* Important that those on medication consult their doctor, our Road Safety Authority expert says
Published 29/04/2015 | 02:30
New roadside drug tests are on the way. That is the big news from the proposed new Road Traffic Bill 2015.
The Road Safety Authority and other government agencies appeared before the Joint Oireachtas Committee on Transportation and Communications last week to assist the committee's pre-legislative scrutiny of the Bill.
It is a timely development as there has been an increase in road deaths over the last two years. New measures are needed to tackle road-safety challenges.
The economy is picking up and there is an increase in new-vehicle sales. So there are more on the road and more kilometres being covered. There are also more people looking for a theory test, a learner permit and a driving test. All positive signs, but it means road users now face increasing risks as a result.
The biggest measure in the Bill is the one that will introduce chemical roadside testing to tackle drug driving. It was described in the committee as a 'very significant advance in the measures relating to drug driving'.
Professor Cusack, head of the Medial Bureau of Road Safety, the state body for testing blood and urine specimens taken by gardaí, told the Committee that driving under the influence of drugs remains a significant problem.
Approximately one-in-ten drivers killed in crashes has a positive toxicology for a drug, or drugs. That clearly justifies the need for a device, similar to the roadside breathalyser for alcohol, to tackle the problem.
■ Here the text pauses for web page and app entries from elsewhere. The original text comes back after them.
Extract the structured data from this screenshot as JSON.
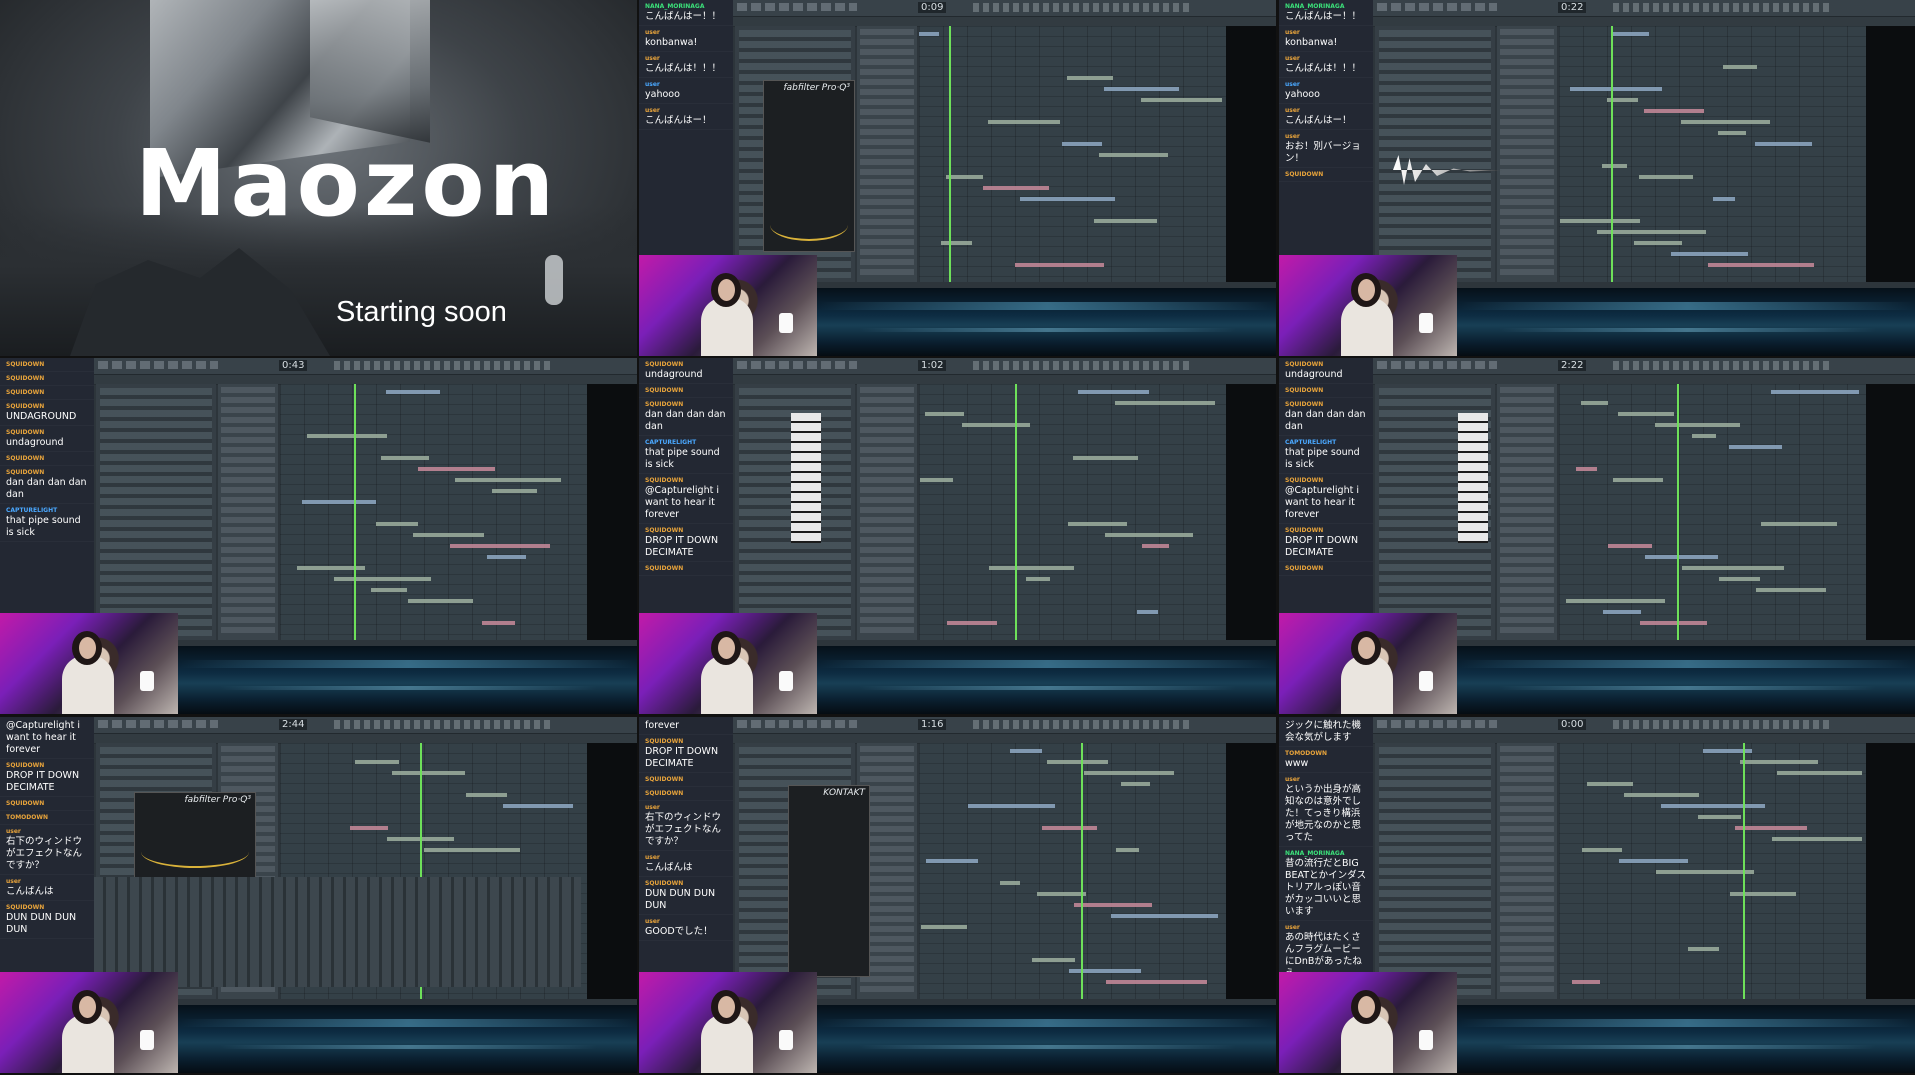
{
  "title_card": {
    "logo": "Maozon",
    "status": "Starting soon"
  },
  "tiles": [
    {
      "id": "tile-2",
      "time": "0:09",
      "chat": [
        {
          "user": "NANA_MORINAGA",
          "user_color": "green",
          "text": "こんばんはー！！"
        },
        {
          "user": "user",
          "user_color": "orange",
          "text": "konbanwa!"
        },
        {
          "user": "user",
          "user_color": "orange",
          "text": "こんばんは！！！"
        },
        {
          "user": "user",
          "user_color": "blue",
          "text": "yahooo"
        },
        {
          "user": "user",
          "user_color": "orange",
          "text": "こんばんはー！"
        }
      ],
      "plugin": "fabfilter Pro·Q³"
    },
    {
      "id": "tile-3",
      "time": "0:22",
      "chat": [
        {
          "user": "NANA_MORINAGA",
          "user_color": "green",
          "text": "こんばんはー！！"
        },
        {
          "user": "user",
          "user_color": "orange",
          "text": "konbanwa!"
        },
        {
          "user": "user",
          "user_color": "orange",
          "text": "こんばんは！！！"
        },
        {
          "user": "user",
          "user_color": "blue",
          "text": "yahooo"
        },
        {
          "user": "user",
          "user_color": "orange",
          "text": "こんばんはー！"
        },
        {
          "user": "user",
          "user_color": "orange",
          "text": "おお！別バージョン！"
        },
        {
          "user": "SQUIDOWN",
          "user_color": "orange",
          "text": ""
        }
      ]
    },
    {
      "id": "tile-4",
      "time": "0:43",
      "chat": [
        {
          "user": "SQUIDOWN",
          "user_color": "orange",
          "text": ""
        },
        {
          "user": "SQUIDOWN",
          "user_color": "orange",
          "text": ""
        },
        {
          "user": "SQUIDOWN",
          "user_color": "orange",
          "text": ""
        },
        {
          "user": "SQUIDOWN",
          "user_color": "orange",
          "text": "UNDAGROUND"
        },
        {
          "user": "SQUIDOWN",
          "user_color": "orange",
          "text": "undaground"
        },
        {
          "user": "SQUIDOWN",
          "user_color": "orange",
          "text": ""
        },
        {
          "user": "SQUIDOWN",
          "user_color": "orange",
          "text": "dan dan dan dan dan"
        },
        {
          "user": "CAPTURELIGHT",
          "user_color": "blue",
          "text": "that pipe sound is sick"
        }
      ]
    },
    {
      "id": "tile-5",
      "time": "1:02",
      "chat": [
        {
          "user": "SQUIDOWN",
          "user_color": "orange",
          "text": "undaground"
        },
        {
          "user": "SQUIDOWN",
          "user_color": "orange",
          "text": ""
        },
        {
          "user": "SQUIDOWN",
          "user_color": "orange",
          "text": "dan dan dan dan dan"
        },
        {
          "user": "CAPTURELIGHT",
          "user_color": "blue",
          "text": "that pipe sound is sick"
        },
        {
          "user": "SQUIDOWN",
          "user_color": "orange",
          "text": "@Capturelight i want to hear it forever"
        },
        {
          "user": "SQUIDOWN",
          "user_color": "orange",
          "text": "DROP IT DOWN DECIMATE"
        },
        {
          "user": "SQUIDOWN",
          "user_color": "orange",
          "text": ""
        }
      ]
    },
    {
      "id": "tile-6",
      "time": "2:22",
      "chat": [
        {
          "user": "SQUIDOWN",
          "user_color": "orange",
          "text": "undaground"
        },
        {
          "user": "SQUIDOWN",
          "user_color": "orange",
          "text": ""
        },
        {
          "user": "SQUIDOWN",
          "user_color": "orange",
          "text": "dan dan dan dan dan"
        },
        {
          "user": "CAPTURELIGHT",
          "user_color": "blue",
          "text": "that pipe sound is sick"
        },
        {
          "user": "SQUIDOWN",
          "user_color": "orange",
          "text": "@Capturelight i want to hear it forever"
        },
        {
          "user": "SQUIDOWN",
          "user_color": "orange",
          "text": "DROP IT DOWN DECIMATE"
        },
        {
          "user": "SQUIDOWN",
          "user_color": "orange",
          "text": ""
        }
      ]
    },
    {
      "id": "tile-7",
      "time": "2:44",
      "chat": [
        {
          "user": "",
          "user_color": "orange",
          "text": "@Capturelight i want to hear it forever"
        },
        {
          "user": "SQUIDOWN",
          "user_color": "orange",
          "text": "DROP IT DOWN DECIMATE"
        },
        {
          "user": "SQUIDOWN",
          "user_color": "orange",
          "text": ""
        },
        {
          "user": "TOMODOWN",
          "user_color": "orange",
          "text": ""
        },
        {
          "user": "user",
          "user_color": "orange",
          "text": "右下のウィンドウがエフェクトなんですか？"
        },
        {
          "user": "user",
          "user_color": "orange",
          "text": "こんばんは"
        },
        {
          "user": "SQUIDOWN",
          "user_color": "orange",
          "text": "DUN DUN DUN DUN"
        }
      ],
      "plugin": "fabfilter Pro·Q³"
    },
    {
      "id": "tile-8",
      "time": "1:16",
      "chat": [
        {
          "user": "",
          "user_color": "orange",
          "text": "forever"
        },
        {
          "user": "SQUIDOWN",
          "user_color": "orange",
          "text": "DROP IT DOWN DECIMATE"
        },
        {
          "user": "SQUIDOWN",
          "user_color": "orange",
          "text": ""
        },
        {
          "user": "SQUIDOWN",
          "user_color": "orange",
          "text": ""
        },
        {
          "user": "user",
          "user_color": "orange",
          "text": "右下のウィンドウがエフェクトなんですか？"
        },
        {
          "user": "user",
          "user_color": "orange",
          "text": "こんばんは"
        },
        {
          "user": "SQUIDOWN",
          "user_color": "orange",
          "text": "DUN DUN DUN DUN"
        },
        {
          "user": "user",
          "user_color": "orange",
          "text": "GOODでした！"
        }
      ],
      "plugin": "KONTAKT"
    },
    {
      "id": "tile-9",
      "time": "0:00",
      "chat": [
        {
          "user": "",
          "user_color": "orange",
          "text": "ジックに触れた機会な気がします"
        },
        {
          "user": "TOMODOWN",
          "user_color": "orange",
          "text": "www"
        },
        {
          "user": "user",
          "user_color": "orange",
          "text": "というか出身が高知なのは意外でした！てっきり構浜が地元なのかと思ってた"
        },
        {
          "user": "NANA_MORINAGA",
          "user_color": "green",
          "text": "昔の流行だとBIG BEATとかインダストリアルっぽい音がカッコいいと思います"
        },
        {
          "user": "user",
          "user_color": "orange",
          "text": "あの時代はたくさんフラグムービーにDnBがあったねえ"
        }
      ]
    }
  ],
  "colors": {
    "user_orange": "#e8a43b",
    "user_green": "#3be07a",
    "user_blue": "#4aa8ff",
    "playhead": "#6ee05a",
    "webcam_magenta": "#c21aa8"
  },
  "icons": [
    "fl-studio-toolbar-icons",
    "playhead-marker"
  ]
}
We also know there is strong public support for this testing, as an attitude survey of 1,000 motorists conducted by the RSA last November showed 93pc agree gardai should have the power to conduct roadside testing.
Professor Cusack outlined that a two-step process has been identified. The first is the introduction of a field impairment test at the roadside. This was introduced back in December of last year. The Roadside Impairment Test provides gardai with additional powers to test drivers whom they suspect of driving under the influence of drugs.
The second step, which is being provided for in the proposed new Bill, will mean the introduction of roadside chemical testing modelled on the successful mandatory alcohol screening.
When in use it will test for certain key drugs, like cannabis, cocaine, opiates and benzodiazepines - the drugs most commonly found in drivers.
The committee raised an important point. They are concerned that people taking prescription or over-the-counter medicine would end up falling foul of these new powers. In response a message needs to go out loud and clear that if you are taking medicines under the direction of your doctor or pharmacist and you heed their advice on driving, you have absolutely nothing to fear.
Obviously, if someone takes or changes their medication and they feel groggy, then they shouldn't be driving. If you abuse such medicine you are a danger to yourself and others. And that's the main point of the new measure to tackle drug driving. It's not about illegal drugs or prescription drugs it's about impairment and safe driving.
The penalties for drug driving will be similar to drink driving, but higher penalties will apply where a person is found driving under the influence of both alcohol and drugs.
There is no doubt that with such additional powers and tough penalties more drug drivers will be apprehended by gardaí. Just like Mandatory Alcohol Testing, fear of being arrested and losing their licence will force these drivers to reconsider such dangerous behaviour.